With the amount of rainfall we received in July and the normal summer temperatures, this practice is vital to keeping our greens healthy. You can see in the picture above, the right side has been vented and the left hasn’t. Typically we use a 1/4″ solid tine at a 5″ depth every 3 to 4 weeks. This type of Aerification is a lot less disruptive then spring and fall aerification and allows us to mow or roll right behind. Typically it takes 3 or 4 days for the tine holes to heal in.
It’s that time of the year to say goodbye to the rye. The temperatures have changed and are in favor of the Bermuda grass now. We will begin transitioning out the Ryegrass and begin encouraging the Bermuda fairways.
Ryegrass is a cool season grass, therefore will not survive our summer temperatures maintained at fairway height, and become more susceptible to disease when the plant is under stress during the summer months.
Bermudagrass and ryegrass are in competition for water, sunlight, and nutrients in early spring when the ryegrass is at its peak and the Bermuda is breaking dormancy.

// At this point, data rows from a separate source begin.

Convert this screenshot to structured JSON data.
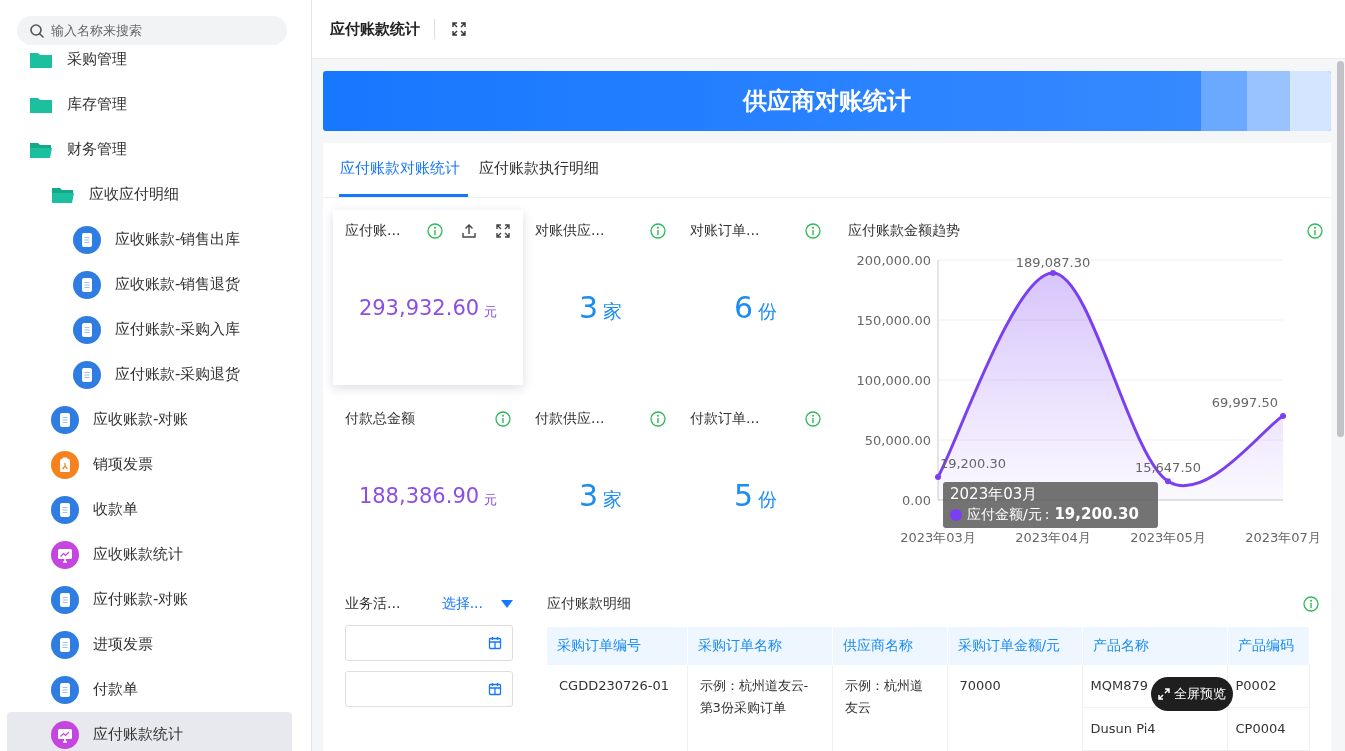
{
  "sidebar": {
    "search": {
      "placeholder": "输入名称来搜索"
    },
    "items": [
      {
        "label": "采购管理",
        "kind": "folder",
        "expanded": false,
        "selected": false
      },
      {
        "label": "库存管理",
        "kind": "folder",
        "expanded": false,
        "selected": false
      },
      {
        "label": "财务管理",
        "kind": "folder",
        "expanded": true,
        "selected": false,
        "children": [
          {
            "label": "应收应付明细",
            "kind": "folder",
            "expanded": true,
            "selected": false,
            "children": [
              {
                "label": "应收账款-销售出库",
                "kind": "doc",
                "selected": false
              },
              {
                "label": "应收账款-销售退货",
                "kind": "doc",
                "selected": false
              },
              {
                "label": "应付账款-采购入库",
                "kind": "doc",
                "selected": false
              },
              {
                "label": "应付账款-采购退货",
                "kind": "doc",
                "selected": false
              }
            ]
          },
          {
            "label": "应收账款-对账",
            "kind": "doc",
            "selected": false
          },
          {
            "label": "销项发票",
            "kind": "invoice",
            "selected": false
          },
          {
            "label": "收款单",
            "kind": "doc",
            "selected": false
          },
          {
            "label": "应收账款统计",
            "kind": "chart",
            "selected": false
          },
          {
            "label": "应付账款-对账",
            "kind": "doc",
            "selected": false
          },
          {
            "label": "进项发票",
            "kind": "doc",
            "selected": false
          },
          {
            "label": "付款单",
            "kind": "doc",
            "selected": false
          },
          {
            "label": "应付账款统计",
            "kind": "chart",
            "selected": true
          }
        ]
      }
    ]
  },
  "header": {
    "title": "应付账款统计"
  },
  "banner": {
    "title": "供应商对账统计"
  },
  "tabs": [
    {
      "label": "应付账款对账统计",
      "selected": true
    },
    {
      "label": "应付账款执行明细",
      "selected": false
    }
  ],
  "stats": [
    {
      "title": "应付账...",
      "value": "293,932.60",
      "unit": "元",
      "kind": "amount",
      "active": true
    },
    {
      "title": "对账供应...",
      "value": "3",
      "unit": "家",
      "kind": "count",
      "active": false
    },
    {
      "title": "对账订单...",
      "value": "6",
      "unit": "份",
      "kind": "count",
      "active": false
    },
    {
      "title": "付款总金额",
      "value": "188,386.90",
      "unit": "元",
      "kind": "amount",
      "active": false
    },
    {
      "title": "付款供应...",
      "value": "3",
      "unit": "家",
      "kind": "count",
      "active": false
    },
    {
      "title": "付款订单...",
      "value": "5",
      "unit": "份",
      "kind": "count",
      "active": false
    }
  ],
  "trend": {
    "title": "应付账款金额趋势",
    "chart_data": {
      "type": "area",
      "categories": [
        "2023年03月",
        "2023年04月",
        "2023年05月",
        "2023年07月"
      ],
      "series": [
        {
          "name": "应付金额/元",
          "color": "#7b3ff2",
          "values": [
            19200.3,
            189087.3,
            15647.5,
            69997.5
          ]
        }
      ],
      "ylim": [
        0,
        200000
      ],
      "grid": true,
      "yticks": [
        {
          "value": 0,
          "label": "0.00"
        },
        {
          "value": 50000,
          "label": "50,000.00"
        },
        {
          "value": 100000,
          "label": "100,000.00"
        },
        {
          "value": 150000,
          "label": "150,000.00"
        },
        {
          "value": 200000,
          "label": "200,000.00"
        }
      ],
      "value_labels": [
        "19,200.30",
        "189,087.30",
        "15,647.50",
        "69,997.50"
      ]
    },
    "tooltip": {
      "title": "2023年03月",
      "separator": ":",
      "value": "19,200.30"
    }
  },
  "filter": {
    "label": "业务活...",
    "select": "选择..."
  },
  "detail": {
    "title": "应付账款明细",
    "columns": [
      "采购订单编号",
      "采购订单名称",
      "供应商名称",
      "采购订单金额/元",
      "产品名称",
      "产品编码"
    ],
    "rows": [
      {
        "order_no": "CGDD230726-01",
        "order_name": "示例：杭州道友云-第3份采购订单",
        "supplier": "示例：杭州道友云",
        "amount": "70000",
        "products": [
          {
            "name": "MQM879",
            "code": "P0002"
          },
          {
            "name": "Dusun Pi4",
            "code": "CP0004"
          }
        ]
      }
    ]
  },
  "fullscreen_button": "全屏预览"
}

Bermuda grass recovery is significantly delayed by this and in turn leaves a thin Bermuda canopy during transition in heavy traffic or shaded area and sometimes leading to turf loss.
The GCM staff over the next couple of weeks will be out promoting Bermuda grass growth and recovery in fairways with cultural practices, so please be patient during this transition period.
If you have any questions regarding overseeding, fairways, or the golf course in general, feel free to stop me anytime .
A few quick updates on the golf course. Deep tine and core aerification have come and gone and we are healing in well.
One of the key functions of core aeration is the physical removal of organic matter and the replacement of this material with sand. For a complete discussion of the role of aeration and its importance as a cultural tool in a putting green management program, refer to the article, http://www.usga.org/content/dam/usga/pdf/imported/030301.pdf
The GCM staff has been working on a few projects on the golf course as well as normal routine maintenance the past couple of weeks. Below is a list that is finished or in progress:
stump removal and back filling
25 tons of sand added to bunkers
sod work around #14 pond covering liner
sod work around heavy/traffic areas on golf course
#10 pond dredging.
2nd week of April: collar work
3rd week of April: fescue/419 sod work, wrapping up pond dredging
last week of April: Mulch & pinestraw continuing into first of May.
Next time you are in the proshop check out the new superintendent message on the counter. You can find that day’s pin location, cart rule, weather, daily projects, and what is being mowed out for the day.
If you have any questions regarding the golf course feel free to stop me anytime.
March is upon us and warmer weather is just around the corner. A friendly reminder to start off the golfing season: it is every golfers responsibility to fill your divots and repair your ball marks. This will be beneficial to the golfer behind you.
Also the GCM staff will be applying our preemergent application to the entire golf course tomorrow, so NO afternoon golf tomorrow. This will allow us to complete the entire course application, as well as reduce our chances of tracking herbicide to undesired areas.
Our pond liner project wrapped up over the weekend, and we should see beneficial results immediately from the install. As of right now we refilled the pond and have not seen any evidence of leaks. Below are pictures from the install process.